Entries taken from a collection
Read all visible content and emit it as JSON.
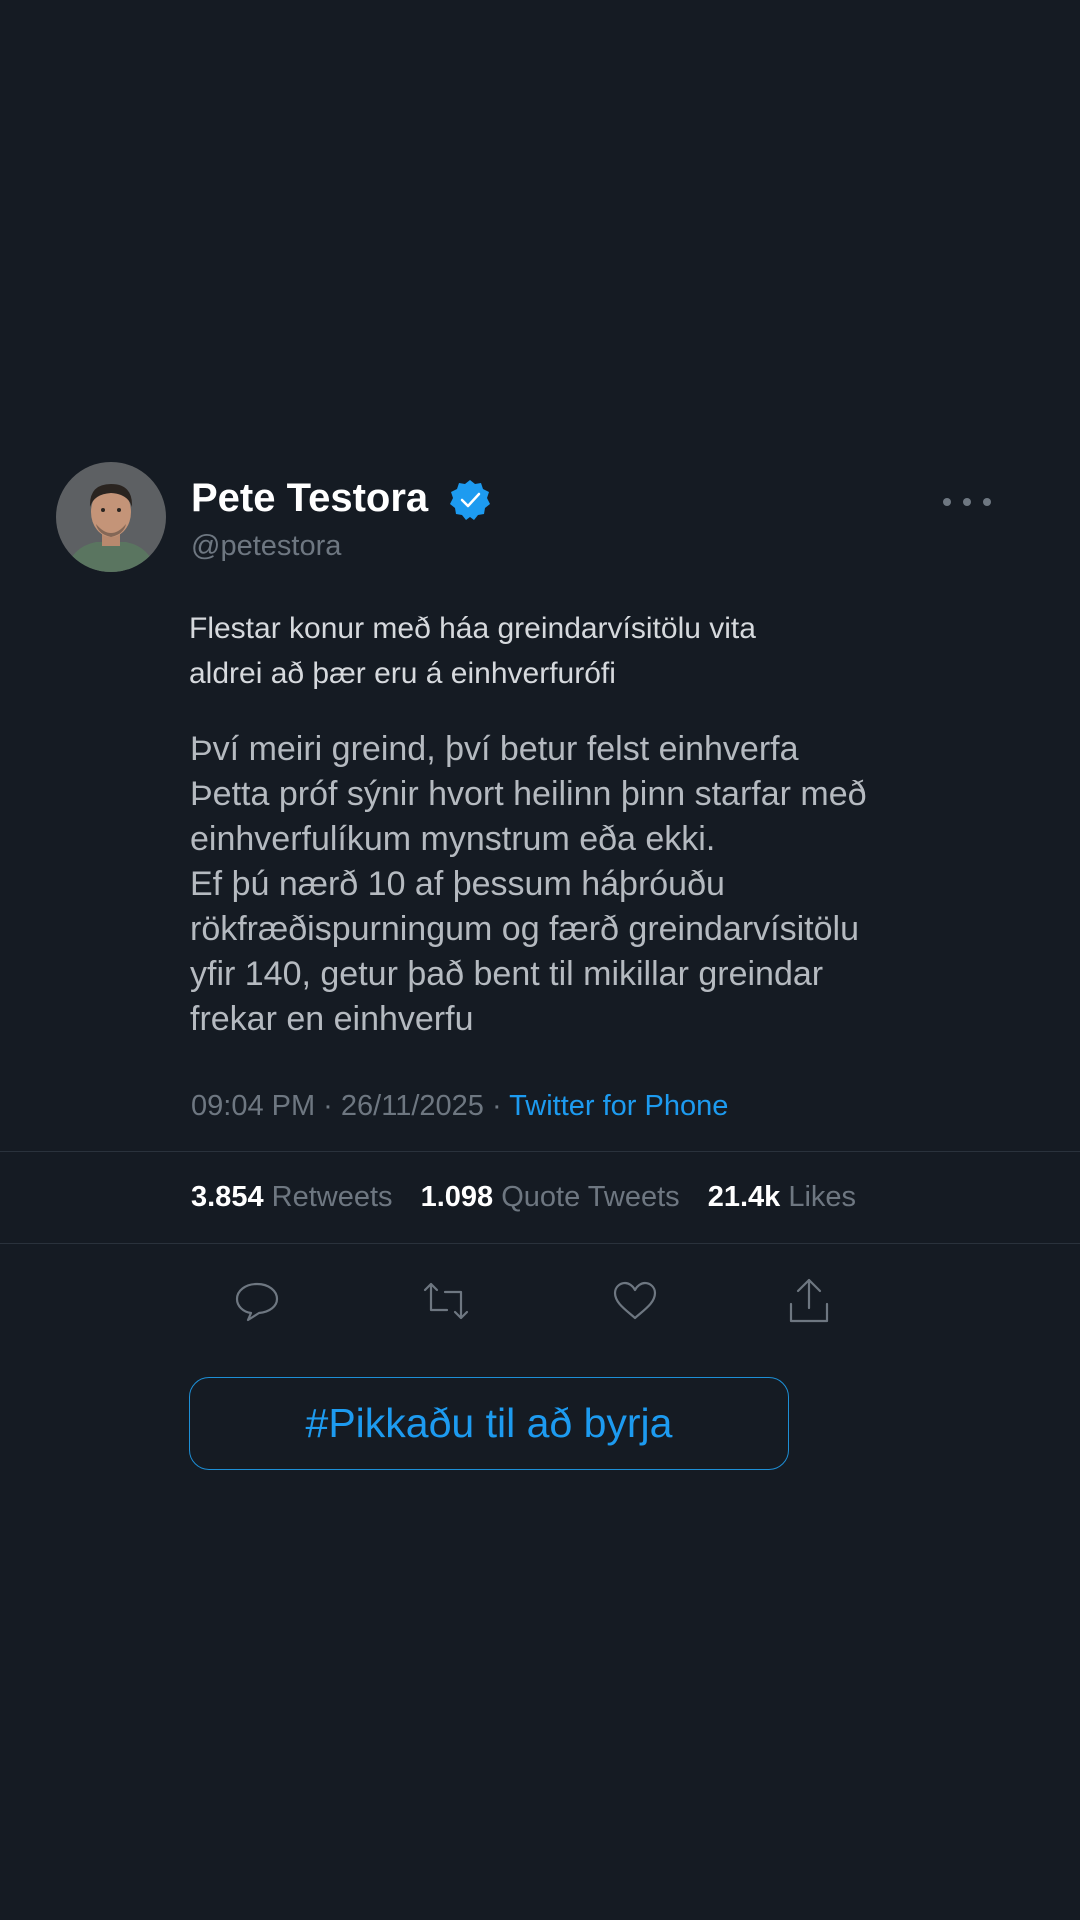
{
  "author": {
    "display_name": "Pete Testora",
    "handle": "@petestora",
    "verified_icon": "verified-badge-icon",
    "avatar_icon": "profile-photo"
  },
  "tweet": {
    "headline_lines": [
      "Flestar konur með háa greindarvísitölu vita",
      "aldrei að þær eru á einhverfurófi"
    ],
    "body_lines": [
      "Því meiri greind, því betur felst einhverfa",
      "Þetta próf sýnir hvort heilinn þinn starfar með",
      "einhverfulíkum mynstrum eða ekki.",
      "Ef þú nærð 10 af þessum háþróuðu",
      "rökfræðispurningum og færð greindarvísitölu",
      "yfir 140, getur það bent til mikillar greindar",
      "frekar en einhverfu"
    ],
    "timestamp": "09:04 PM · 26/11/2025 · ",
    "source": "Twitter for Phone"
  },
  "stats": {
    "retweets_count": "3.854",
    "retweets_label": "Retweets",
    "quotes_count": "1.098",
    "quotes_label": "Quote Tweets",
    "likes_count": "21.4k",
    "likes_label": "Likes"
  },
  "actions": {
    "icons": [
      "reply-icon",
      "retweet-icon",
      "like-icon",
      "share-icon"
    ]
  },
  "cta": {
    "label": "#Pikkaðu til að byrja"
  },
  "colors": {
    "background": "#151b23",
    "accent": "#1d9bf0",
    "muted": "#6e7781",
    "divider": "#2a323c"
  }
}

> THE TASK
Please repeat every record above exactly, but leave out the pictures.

> RESULT
Read all visible content and emit it as JSON.
{
  "author": {
    "display_name": "Pete Testora",
    "handle": "@petestora",
    "verified_icon": "verified-badge-icon",
    "avatar_icon": "profile-photo"
  },
  "tweet": {
    "headline_lines": [
      "Flestar konur með háa greindarvísitölu vita",
      "aldrei að þær eru á einhverfurófi"
    ],
    "body_lines": [
      "Því meiri greind, því betur felst einhverfa",
      "Þetta próf sýnir hvort heilinn þinn starfar með",
      "einhverfulíkum mynstrum eða ekki.",
      "Ef þú nærð 10 af þessum háþróuðu",
      "rökfræðispurningum og færð greindarvísitölu",
      "yfir 140, getur það bent til mikillar greindar",
      "frekar en einhverfu"
    ],
    "timestamp": "09:04 PM · 26/11/2025 · ",
    "source": "Twitter for Phone"
  },
  "stats": {
    "retweets_count": "3.854",
    "retweets_label": "Retweets",
    "quotes_count": "1.098",
    "quotes_label": "Quote Tweets",
    "likes_count": "21.4k",
    "likes_label": "Likes"
  },
  "actions": {
    "icons": [
      "reply-icon",
      "retweet-icon",
      "like-icon",
      "share-icon"
    ]
  },
  "cta": {
    "label": "#Pikkaðu til að byrja"
  },
  "colors": {
    "background": "#151b23",
    "accent": "#1d9bf0",
    "muted": "#6e7781",
    "divider": "#2a323c"
  }
}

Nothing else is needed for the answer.